Facebook shares soared on Wednesday, October 30th, by 15 percent. Better than expected quarterly growth boosted the social media giant’s standing – but only temporarily. In an earnings call focused mostly on mobile ad revue, chief financial officer David Ebersman revealed that usage among younger teens has dropped, setting off a shaky market reaction.
While Facebook remains the king of social media, newer apps like Instagram, Vine, and Snap Chat have eroded Facebook’s hold on young teens. According to CFO Ebersman, while almost every teen has a Facebook account, only 25 percent of them use it on a regular basis. The daily engagement has rapidly dropped amongst the young teen audience within the last year.
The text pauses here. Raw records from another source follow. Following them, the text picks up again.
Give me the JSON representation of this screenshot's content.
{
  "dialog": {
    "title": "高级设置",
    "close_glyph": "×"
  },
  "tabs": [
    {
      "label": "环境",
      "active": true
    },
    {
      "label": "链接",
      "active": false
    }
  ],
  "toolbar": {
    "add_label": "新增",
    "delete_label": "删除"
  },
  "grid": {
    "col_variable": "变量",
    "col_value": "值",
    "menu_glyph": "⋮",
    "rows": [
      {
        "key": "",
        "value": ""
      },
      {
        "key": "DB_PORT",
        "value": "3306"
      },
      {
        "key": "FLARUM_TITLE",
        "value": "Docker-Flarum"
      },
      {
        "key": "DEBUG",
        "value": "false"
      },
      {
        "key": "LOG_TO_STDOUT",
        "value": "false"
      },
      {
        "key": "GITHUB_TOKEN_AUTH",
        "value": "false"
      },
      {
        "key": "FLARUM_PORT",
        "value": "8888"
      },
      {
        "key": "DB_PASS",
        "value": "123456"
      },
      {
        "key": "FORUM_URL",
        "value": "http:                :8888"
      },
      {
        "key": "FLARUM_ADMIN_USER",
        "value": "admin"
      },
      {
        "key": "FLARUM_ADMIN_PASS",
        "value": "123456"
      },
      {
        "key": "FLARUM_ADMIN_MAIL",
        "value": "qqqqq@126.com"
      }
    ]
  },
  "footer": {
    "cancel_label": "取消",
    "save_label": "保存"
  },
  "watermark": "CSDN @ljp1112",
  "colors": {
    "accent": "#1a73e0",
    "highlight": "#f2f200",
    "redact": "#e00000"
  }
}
After its 15 percent stock soar, Facebook shares were on much shakier ground, though the numbers stabilized by mid-Thursday afternoon. Some interesting bits from Facebook’s report include:
- Steady ad-to-stories ratio. Facebook has no immediate plans to change its advertising algorithm on the newsfeed, assuring investors that the ad-to-stories ratio will generally remain the same. Currently, approximately one ad per twenty stories is shown.
- Mobile is monetized. For a little over a year, there was much concern over how Facebook would monetize its growing mobile market. It seems that the concern has been answered, as mobile ads alone brought in $880 million in the third quarter.
- Revenue is up across the board. The report shows that Facebook has experienced a 60 percent increase in revenue, due mostly to its mobile business.
Still, despite the overwhelming good news, the fact that young teens are losing interest in Facebook has investors concerned. But just as CFO David Ebersman noted, the “trend” is considerably marked “of questionable statistical significance.” He even goes on to say that this is “awkward news” because it marred what would have otherwise been a healthy earnings report.
Despite the losses, Forbes asks an important question: does the drop actually matter? Facebook CFO Ebersman doesn’t seem too concerned about the drop and neither does Mark Zuckerberg, for that matter. Here, we have another case of a CFO having to tip-toe around shaky topics to avoid setting off negative media-hype that could create unwarranted damage.